Supt. Robert Mitchell said officials “spent a tremendous amount of time in an effort to balance the budget.” Despite an increase of about $2.3 million from the town, cuts were still necessary, he said.

The school board approved cutting six teacher assistant positions, at a cost of $147,000, two coordinator positions, at a cost of $93,000, an elementary school music position, Chromebooks for elementary students, and some planned facility repairs. Mitchell said officials hope to get creative in supporting band programs at the elementary level next year.

Mitchell said it’s “frustrating and heartbreaking” to lose “really talented people” in key positions.

DiModica commended Mayor Bill Murray and other town officials for his strong support of schools this year. He also hailed parents and educators for coming out in droves to support more funding for schools, saying he never expected when he asked people to force budget hearings out of Town Hall due to crowd size that they would do it at the library as well.

“You guys did great,” he said, at moving town officials “out of their comfort zones.”

Dennen said the relationship between the schools and town “feels like a partnership” for the first time in a while, and he thinks officials on all sides are now seeing the long-term funding problem the schools is facing.

School Committee member Stephen Hess said he takes solace this year in the fact that town officials seem to have a greater understanding than ever before about the situation the schools find themselves in. He said it will take “communal efforts to improve funding” to the schools.
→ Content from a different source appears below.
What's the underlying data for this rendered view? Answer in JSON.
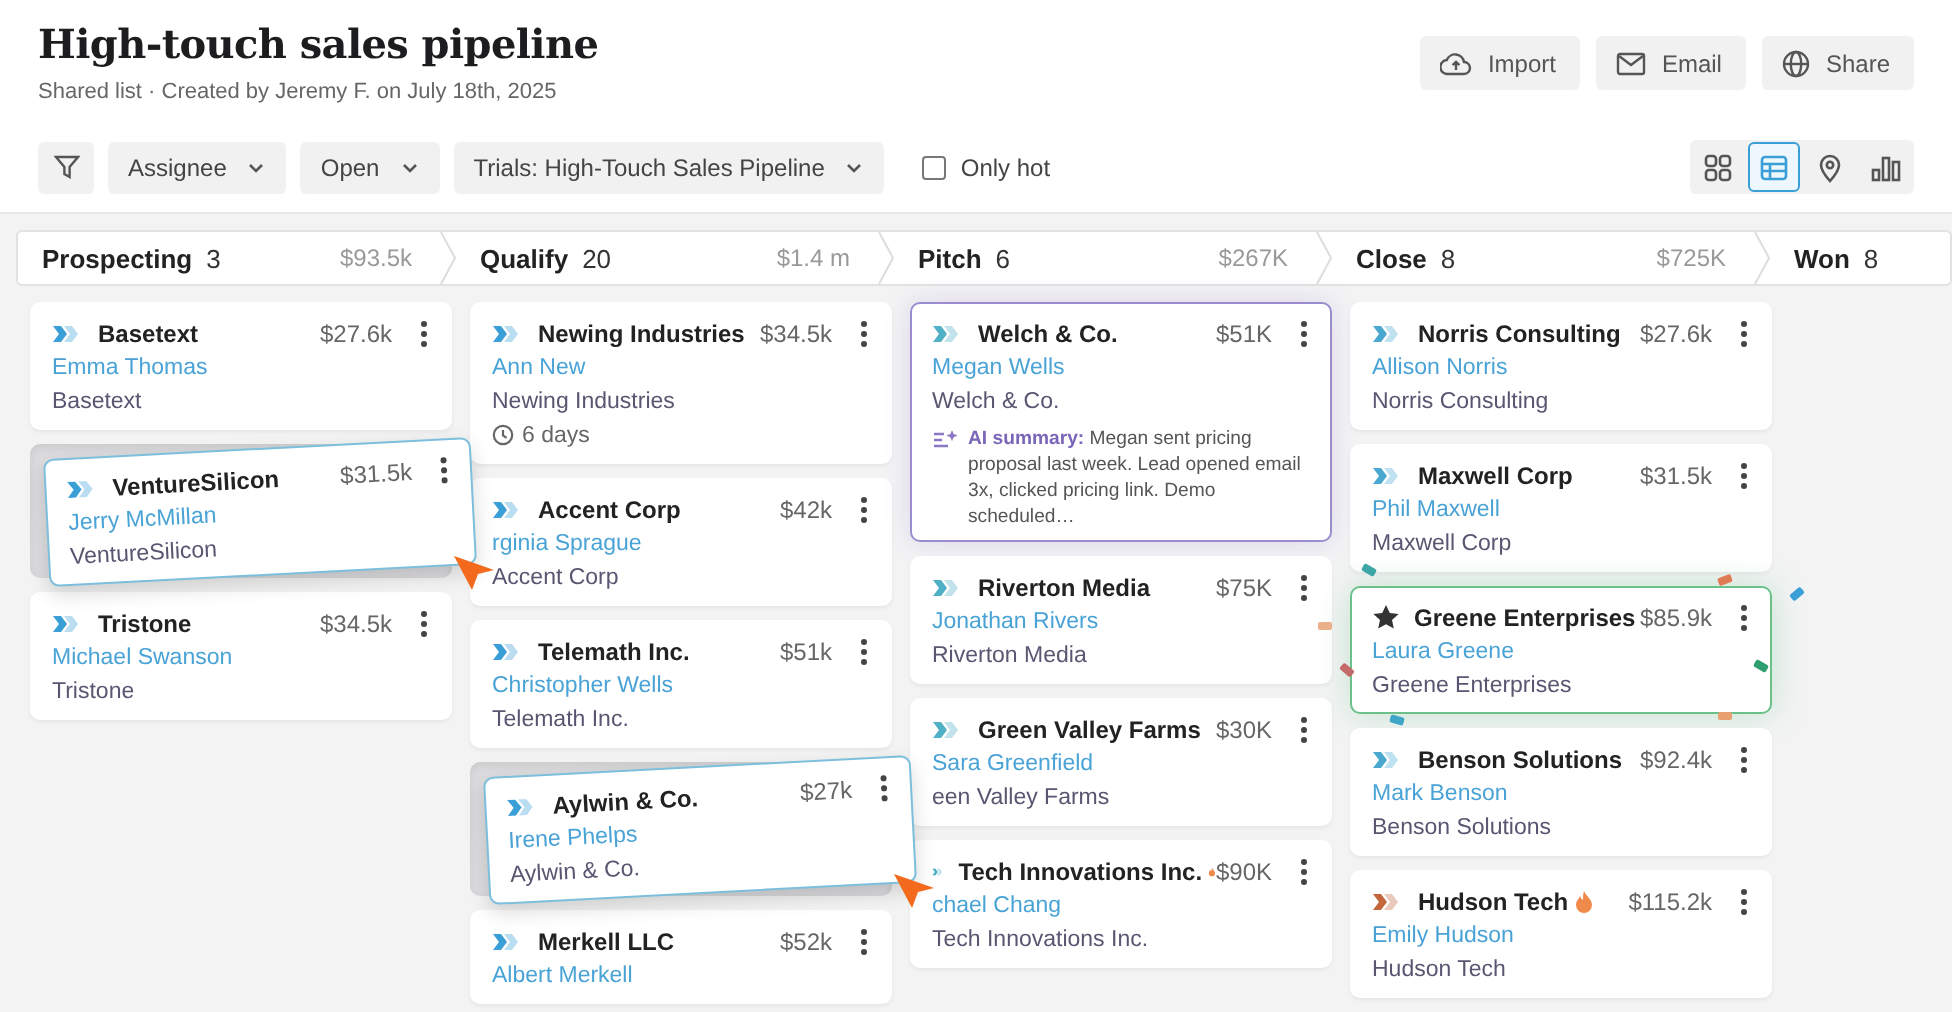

“We did not get into this situation in one or two years, and we will not get out of it in one or two years,” he said. The fight for more funding can’t stop with the end of the budget season, he said.